Twitter has compiled billions of geotagged tweets from cities like New York, San Francisco and Istanbul and created beautiful 3D maps. These rendered maps use elevations and grids to visualize the billions of tweets recorded at these locations.
These maps might look something out of Google Maps, representing the cities with boundaries, mountains and valleys. But instead of land’s topography, they represent the differences in the number of tweets recorded at one location. With mountains indicating a high concentration of tweets, while the valleys a relatively low number of tweets. Also Read - You can now share tweets as Instagram Stories: Here's how to do so with these simple steps
Brought to life by Twitter’s data visualization scientist Nicolas Belmonte, these rendered maps offer quite a few options to users to change how they want to see the maps. One can change the visualization, layers, level of elevation and views among others. Also Read - Explained: Can Twitter get banned in India?

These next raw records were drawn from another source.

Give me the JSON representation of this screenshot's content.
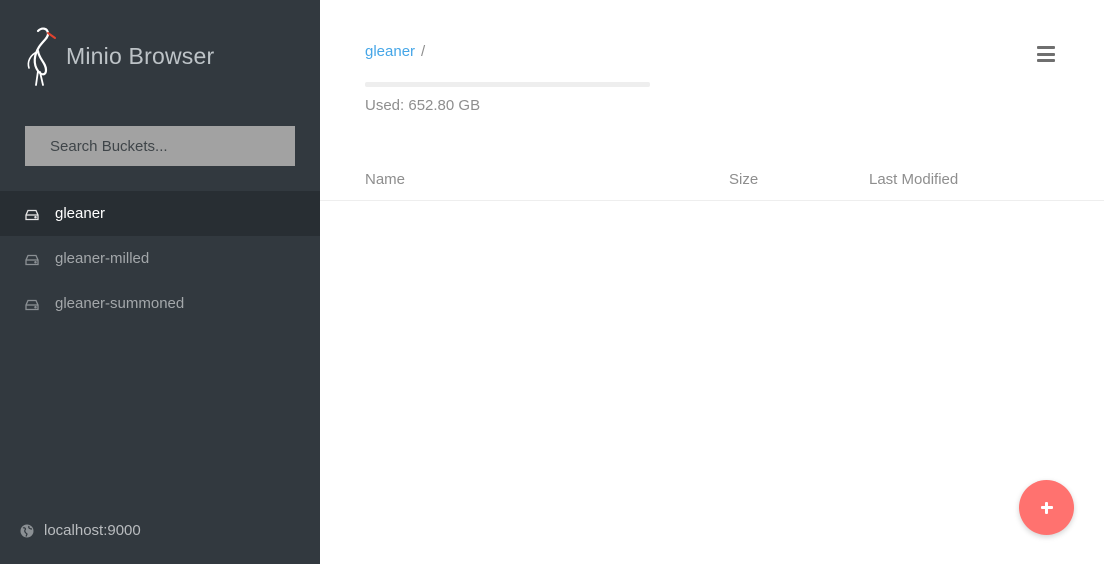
{
  "app": {
    "title": "Minio Browser",
    "logo_icon": "minio-heron-logo"
  },
  "sidebar": {
    "search": {
      "placeholder": "Search Buckets...",
      "value": ""
    },
    "buckets": [
      {
        "label": "gleaner",
        "active": true,
        "icon": "hdd-icon"
      },
      {
        "label": "gleaner-milled",
        "active": false,
        "icon": "hdd-icon"
      },
      {
        "label": "gleaner-summoned",
        "active": false,
        "icon": "hdd-icon"
      }
    ],
    "host": {
      "label": "localhost:9000",
      "icon": "globe-icon"
    }
  },
  "main": {
    "breadcrumb": {
      "bucket": "gleaner",
      "separator": "/"
    },
    "usage": {
      "text": "Used: 652.80 GB"
    },
    "table": {
      "headers": {
        "name": "Name",
        "size": "Size",
        "modified": "Last Modified"
      },
      "rows": []
    },
    "menu_icon": "hamburger-menu-icon",
    "fab_icon": "plus-icon"
  },
  "colors": {
    "sidebar_bg": "#32393f",
    "sidebar_active_bg": "#282e33",
    "link": "#46a6e7",
    "fab": "#ff726f"
  }
}
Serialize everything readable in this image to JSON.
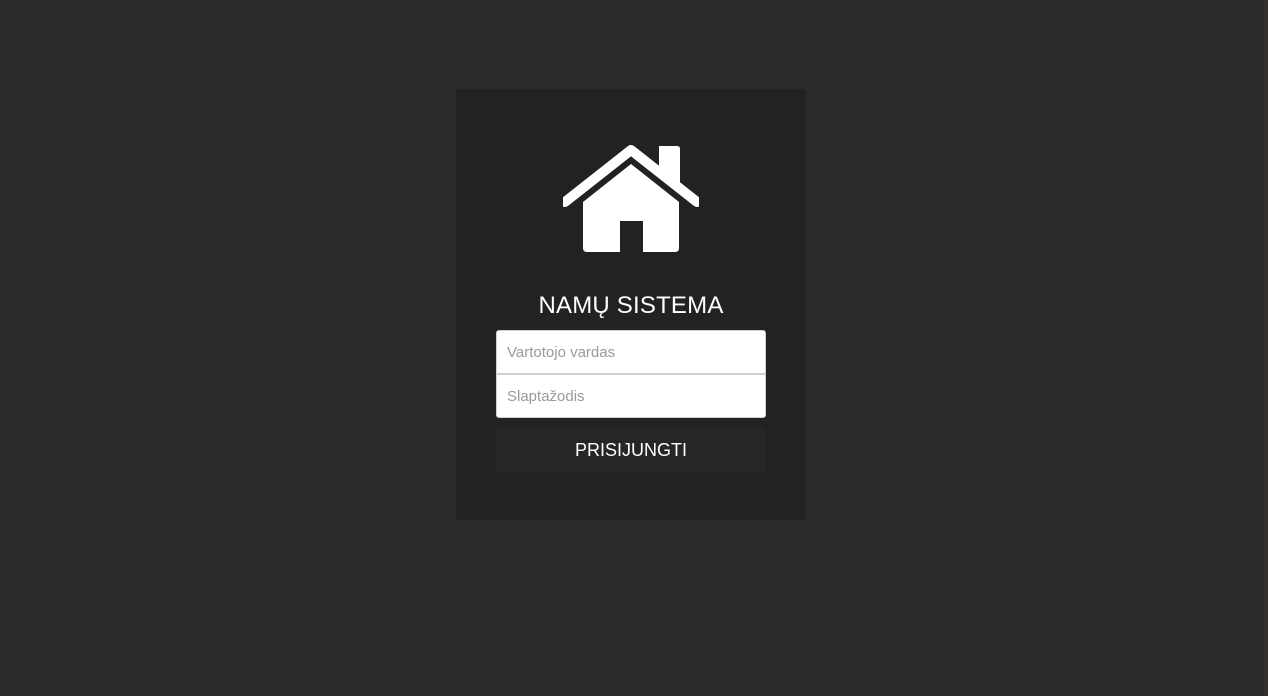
{
  "login": {
    "logo_icon": "house-icon",
    "title": "NAMŲ SISTEMA",
    "username_placeholder": "Vartotojo vardas",
    "password_placeholder": "Slaptažodis",
    "submit_label": "PRISIJUNGTI"
  },
  "colors": {
    "page_background": "#2a2a2a",
    "card_background": "#222222",
    "button_background": "#262626",
    "text": "#ffffff"
  }
}
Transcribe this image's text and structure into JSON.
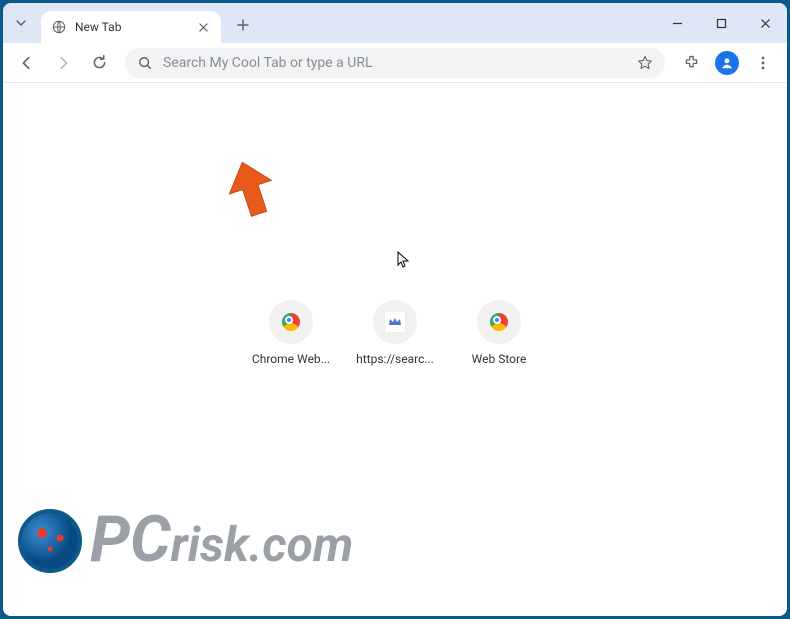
{
  "tab": {
    "title": "New Tab"
  },
  "omnibox": {
    "placeholder": "Search My Cool Tab or type a URL"
  },
  "shortcuts": [
    {
      "label": "Chrome Web...",
      "icon": "chrome"
    },
    {
      "label": "https://searc...",
      "icon": "searchsite"
    },
    {
      "label": "Web Store",
      "icon": "chrome"
    }
  ],
  "watermark": {
    "text_prefix": "PC",
    "text_suffix": "risk.com"
  },
  "colors": {
    "frame_blue": "#0a5a8a",
    "tabstrip": "#dde7f5",
    "arrow_orange": "#e85a1a",
    "avatar_blue": "#1a73e8",
    "watermark_gray": "#9aa0a6"
  }
}
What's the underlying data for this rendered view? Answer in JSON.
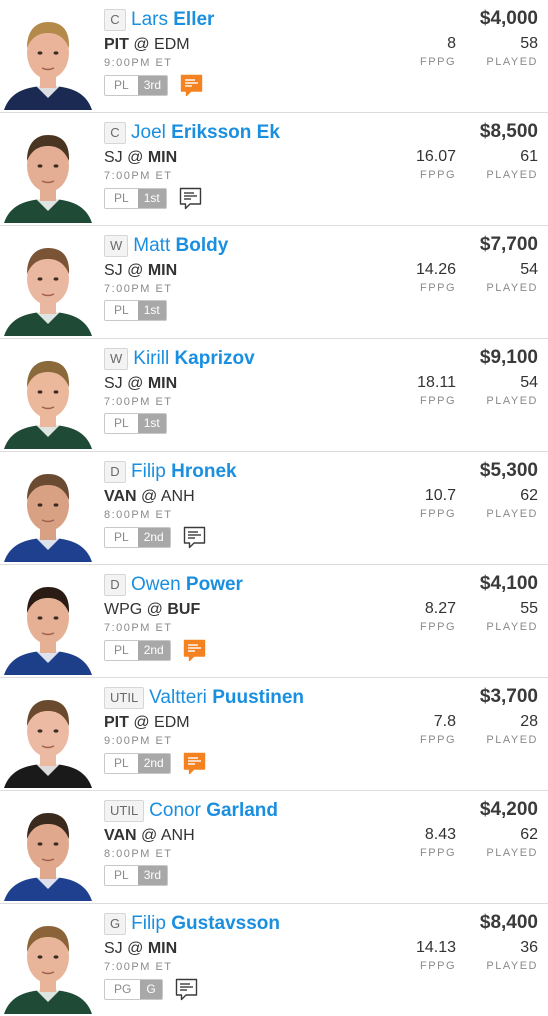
{
  "colors": {
    "accent": "#1a8fe0",
    "note_alert": "#f58220",
    "note_plain": "#3a3a3a"
  },
  "players": [
    {
      "pos": "C",
      "first": "Lars",
      "last": "Eller",
      "home_bold": "PIT",
      "sep": "@",
      "away": "EDM",
      "bold_side": "left",
      "time": "9:00PM ET",
      "tag_left": "PL",
      "tag_right": "3rd",
      "note": "alert",
      "salary": "$4,000",
      "fppg": "8",
      "played": "58",
      "fppg_label": "FPPG",
      "played_label": "PLAYED",
      "jersey": "#1b2a52",
      "skin": "#e9b49a",
      "hair": "#b48a4a"
    },
    {
      "pos": "C",
      "first": "Joel",
      "last": "Eriksson Ek",
      "home_bold": "SJ",
      "sep": "@",
      "away": "MIN",
      "bold_side": "right",
      "time": "7:00PM ET",
      "tag_left": "PL",
      "tag_right": "1st",
      "note": "plain",
      "salary": "$8,500",
      "fppg": "16.07",
      "played": "61",
      "fppg_label": "FPPG",
      "played_label": "PLAYED",
      "jersey": "#1e4a36",
      "skin": "#e3ae94",
      "hair": "#4a3522"
    },
    {
      "pos": "W",
      "first": "Matt",
      "last": "Boldy",
      "home_bold": "SJ",
      "sep": "@",
      "away": "MIN",
      "bold_side": "right",
      "time": "7:00PM ET",
      "tag_left": "PL",
      "tag_right": "1st",
      "note": "none",
      "salary": "$7,700",
      "fppg": "14.26",
      "played": "54",
      "fppg_label": "FPPG",
      "played_label": "PLAYED",
      "jersey": "#1e4a36",
      "skin": "#eab7a0",
      "hair": "#7a5434"
    },
    {
      "pos": "W",
      "first": "Kirill",
      "last": "Kaprizov",
      "home_bold": "SJ",
      "sep": "@",
      "away": "MIN",
      "bold_side": "right",
      "time": "7:00PM ET",
      "tag_left": "PL",
      "tag_right": "1st",
      "note": "none",
      "salary": "$9,100",
      "fppg": "18.11",
      "played": "54",
      "fppg_label": "FPPG",
      "played_label": "PLAYED",
      "jersey": "#1e4a36",
      "skin": "#ebb89c",
      "hair": "#8a6a3a"
    },
    {
      "pos": "D",
      "first": "Filip",
      "last": "Hronek",
      "home_bold": "VAN",
      "sep": "@",
      "away": "ANH",
      "bold_side": "left",
      "time": "8:00PM ET",
      "tag_left": "PL",
      "tag_right": "2nd",
      "note": "plain",
      "salary": "$5,300",
      "fppg": "10.7",
      "played": "62",
      "fppg_label": "FPPG",
      "played_label": "PLAYED",
      "jersey": "#1f3f8f",
      "skin": "#d9a184",
      "hair": "#6a4a30"
    },
    {
      "pos": "D",
      "first": "Owen",
      "last": "Power",
      "home_bold": "WPG",
      "sep": "@",
      "away": "BUF",
      "bold_side": "right",
      "time": "7:00PM ET",
      "tag_left": "PL",
      "tag_right": "2nd",
      "note": "alert",
      "salary": "$4,100",
      "fppg": "8.27",
      "played": "55",
      "fppg_label": "FPPG",
      "played_label": "PLAYED",
      "jersey": "#1d3f8a",
      "skin": "#e6b095",
      "hair": "#2a1c14"
    },
    {
      "pos": "UTIL",
      "first": "Valtteri",
      "last": "Puustinen",
      "home_bold": "PIT",
      "sep": "@",
      "away": "EDM",
      "bold_side": "left",
      "time": "9:00PM ET",
      "tag_left": "PL",
      "tag_right": "2nd",
      "note": "alert",
      "salary": "$3,700",
      "fppg": "7.8",
      "played": "28",
      "fppg_label": "FPPG",
      "played_label": "PLAYED",
      "jersey": "#1a1a1a",
      "skin": "#ecbaa2",
      "hair": "#6a4a2e"
    },
    {
      "pos": "UTIL",
      "first": "Conor",
      "last": "Garland",
      "home_bold": "VAN",
      "sep": "@",
      "away": "ANH",
      "bold_side": "left",
      "time": "8:00PM ET",
      "tag_left": "PL",
      "tag_right": "3rd",
      "note": "none",
      "salary": "$4,200",
      "fppg": "8.43",
      "played": "62",
      "fppg_label": "FPPG",
      "played_label": "PLAYED",
      "jersey": "#1f3f8f",
      "skin": "#e0a98e",
      "hair": "#3a2a1e"
    },
    {
      "pos": "G",
      "first": "Filip",
      "last": "Gustavsson",
      "home_bold": "SJ",
      "sep": "@",
      "away": "MIN",
      "bold_side": "right",
      "time": "7:00PM ET",
      "tag_left": "PG",
      "tag_right": "G",
      "note": "plain",
      "salary": "$8,400",
      "fppg": "14.13",
      "played": "36",
      "fppg_label": "FPPG",
      "played_label": "PLAYED",
      "jersey": "#1e4a36",
      "skin": "#e8b49a",
      "hair": "#8a6438"
    }
  ]
}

Instead of simply taking our word for it, you can head over to Twitter’s GitHub page to see these maps for yourselves.